The dealer may have got off simply because he didn't have a contractual relationship with Microsoft, but in that case OEMs wouldn't be significantly affected, because their OEM agreement would still prohibit them from selling on, say, that big stack of Win95 they never got around to shipping. Nor would it make it legal for end users to sell the software after they'd finmished with it, if this breached their EULA (End User Licence Agreement).

Actually, considering the nature of the agreements you generally 'sign' when you open the shrink-wrap or click in the box, it's puzzling how come any legal software makes it to the secondhand stores.

But from what the court said when delivering its verdict, the implications of the ruling seem rather wider. The court feels that you can only exercise your rights of authorship once, which presumably means that you can place restrictions on the initial sale, but not on secondary sales. If that's the case it possibly means it's legal for OEMs to sell on copies of Windows they've already paid for (or even to sell licences, without shrinkwrap), and it's certainly legal for you to sell your copy of Windows after you've finished playing with it. In Germany.

The fallout from this, even in Germany, is however substantially muted by a cunning plan Microsoft prepared earlier. How easy is it to buy a PC with an unlocked copy of Windows on delivery media that you could physically sell, these days?

Microsoft has of course been going over to bios-locked installations that will only run on a particular machine, and protected medialess delivery where the code is on the hard disk, and can't easily be shifted onto another machine either. So theoretically it's your right - in Germany - to sell your Windows on, but in practice it's physically impossible. Does that mean that it's OK to crack the locks, squirt the code onto a blank CD and sell it? Or even that Microsoft could be on the receiving end of a class action lawsuit on behalf of German Windows users who want to sell their Windows? We await the court's full ruling with some interest. ®

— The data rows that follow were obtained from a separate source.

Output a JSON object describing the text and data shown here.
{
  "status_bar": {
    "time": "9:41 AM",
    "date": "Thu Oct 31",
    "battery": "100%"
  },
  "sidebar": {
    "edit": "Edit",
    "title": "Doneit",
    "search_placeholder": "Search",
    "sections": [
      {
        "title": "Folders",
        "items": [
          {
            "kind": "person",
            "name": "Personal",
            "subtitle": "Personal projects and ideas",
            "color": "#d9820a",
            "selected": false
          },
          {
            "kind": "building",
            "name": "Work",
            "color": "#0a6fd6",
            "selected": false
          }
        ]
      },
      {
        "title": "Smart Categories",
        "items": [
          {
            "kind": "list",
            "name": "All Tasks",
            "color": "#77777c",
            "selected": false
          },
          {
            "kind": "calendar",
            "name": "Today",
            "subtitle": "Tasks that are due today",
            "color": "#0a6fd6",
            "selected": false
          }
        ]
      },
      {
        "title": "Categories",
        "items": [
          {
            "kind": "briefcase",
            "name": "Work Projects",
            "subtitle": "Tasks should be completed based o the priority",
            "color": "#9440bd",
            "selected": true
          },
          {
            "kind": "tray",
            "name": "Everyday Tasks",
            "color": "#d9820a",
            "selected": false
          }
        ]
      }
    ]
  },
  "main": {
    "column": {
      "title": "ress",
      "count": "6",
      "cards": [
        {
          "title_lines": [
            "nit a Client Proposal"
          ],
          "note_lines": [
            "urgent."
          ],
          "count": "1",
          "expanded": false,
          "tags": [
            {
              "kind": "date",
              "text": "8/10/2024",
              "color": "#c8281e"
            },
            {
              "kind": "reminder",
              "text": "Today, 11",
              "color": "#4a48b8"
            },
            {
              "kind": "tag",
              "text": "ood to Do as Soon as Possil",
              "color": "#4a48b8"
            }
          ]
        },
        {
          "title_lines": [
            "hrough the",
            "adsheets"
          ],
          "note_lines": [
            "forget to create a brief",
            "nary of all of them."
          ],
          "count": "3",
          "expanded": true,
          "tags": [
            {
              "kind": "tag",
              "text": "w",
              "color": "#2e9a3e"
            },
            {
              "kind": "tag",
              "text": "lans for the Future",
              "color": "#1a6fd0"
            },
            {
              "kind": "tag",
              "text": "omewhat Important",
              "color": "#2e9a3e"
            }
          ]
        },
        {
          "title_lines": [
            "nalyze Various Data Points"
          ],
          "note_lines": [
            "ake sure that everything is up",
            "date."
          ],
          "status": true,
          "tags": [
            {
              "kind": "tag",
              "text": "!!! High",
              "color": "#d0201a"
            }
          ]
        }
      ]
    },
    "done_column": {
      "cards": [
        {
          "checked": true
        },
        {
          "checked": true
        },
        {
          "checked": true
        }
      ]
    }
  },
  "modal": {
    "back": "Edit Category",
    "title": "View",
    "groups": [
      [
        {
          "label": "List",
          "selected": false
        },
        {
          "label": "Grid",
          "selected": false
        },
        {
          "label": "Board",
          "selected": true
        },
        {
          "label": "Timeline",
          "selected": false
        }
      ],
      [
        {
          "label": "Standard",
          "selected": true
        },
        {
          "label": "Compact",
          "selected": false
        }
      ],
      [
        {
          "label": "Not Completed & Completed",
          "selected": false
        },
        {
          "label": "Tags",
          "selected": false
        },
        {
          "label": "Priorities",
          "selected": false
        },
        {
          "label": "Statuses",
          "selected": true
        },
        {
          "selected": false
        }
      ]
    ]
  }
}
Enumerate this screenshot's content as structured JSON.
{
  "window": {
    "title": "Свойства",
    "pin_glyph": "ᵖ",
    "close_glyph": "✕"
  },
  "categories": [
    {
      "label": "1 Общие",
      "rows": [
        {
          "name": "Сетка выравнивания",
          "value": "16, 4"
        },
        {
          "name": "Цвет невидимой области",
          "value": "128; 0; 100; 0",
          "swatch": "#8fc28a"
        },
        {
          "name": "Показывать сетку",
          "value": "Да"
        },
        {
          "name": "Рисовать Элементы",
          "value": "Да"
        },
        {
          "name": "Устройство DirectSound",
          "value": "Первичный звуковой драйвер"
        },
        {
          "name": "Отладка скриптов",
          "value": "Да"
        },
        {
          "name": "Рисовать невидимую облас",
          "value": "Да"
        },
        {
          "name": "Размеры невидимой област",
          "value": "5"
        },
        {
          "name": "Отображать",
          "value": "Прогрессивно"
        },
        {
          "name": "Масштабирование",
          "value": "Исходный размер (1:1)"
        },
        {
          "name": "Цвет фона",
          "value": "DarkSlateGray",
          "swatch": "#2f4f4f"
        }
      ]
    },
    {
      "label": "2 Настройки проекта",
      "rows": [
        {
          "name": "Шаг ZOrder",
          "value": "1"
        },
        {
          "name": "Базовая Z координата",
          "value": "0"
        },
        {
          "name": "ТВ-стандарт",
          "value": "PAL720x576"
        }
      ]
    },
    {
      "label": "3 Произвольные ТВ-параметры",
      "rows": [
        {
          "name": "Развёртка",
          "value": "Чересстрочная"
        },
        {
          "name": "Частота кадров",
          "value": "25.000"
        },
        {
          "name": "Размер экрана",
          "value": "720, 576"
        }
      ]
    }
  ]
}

Secure remote control for conventional and virtual desktops

More from The Register

next story
Microsoft WINDOWS 10: Seven ATE Nine. Or Eight did really
Windows NEIN skipped, tech preview due out on Wednesday
Business is back, baby! Hasta la VISTA, Win 8... Oh, yeah, Windows 9
Forget touchscreen millennials, Microsoft goes for mouse crowd
Apple: SO sorry for the iOS 8.0.1 UPDATE BUNGLE HORROR
Apple kills 'upgrade'. Hey, Microsoft. You sure you want to be like these guys?
ARM gives Internet of Things a piece of its mind – the Cortex-M7
32-bit core packs some DSP for VIP IoT CPU LOL
Microsoft on the Threshold of a new name for Windows next week
Rebranded OS reportedly set to be flung open by Redmond
Lotus Notes inventor Ozzie invents app to talk to people on your phone
Imagine that. Startup floats with voice collab app for Win iPhone
'Google is NOT the gatekeeper to the web, as some claim'
Plus: 'Pretty sure iOS 8.0.2 will just turn the iPhone into a fax machine'
prev story

Whitepapers

Forging a new future with identity relationship management
Learn about ForgeRock's next generation IRM platform and how it is designed to empower CEOS's and enterprises to engage with consumers.
Storage capacity and performance optimization at Mizuno USA
Mizuno USA turn to Tegile storage technology to solve both their SAN and backup issues.
The next step in data security
With recent increased privacy concerns and computers becoming more powerful, the chance of hackers being able to crack smaller-sized RSA keys increases.
Security for virtualized datacentres
Legacy security solutions are inefficient due to the architectural differences between physical and virtual environments.
A strategic approach to identity relationship management
ForgeRock commissioned Forrester to evaluate companies’ IAM practices and requirements when it comes to customer-facing scenarios versus employee-facing ones.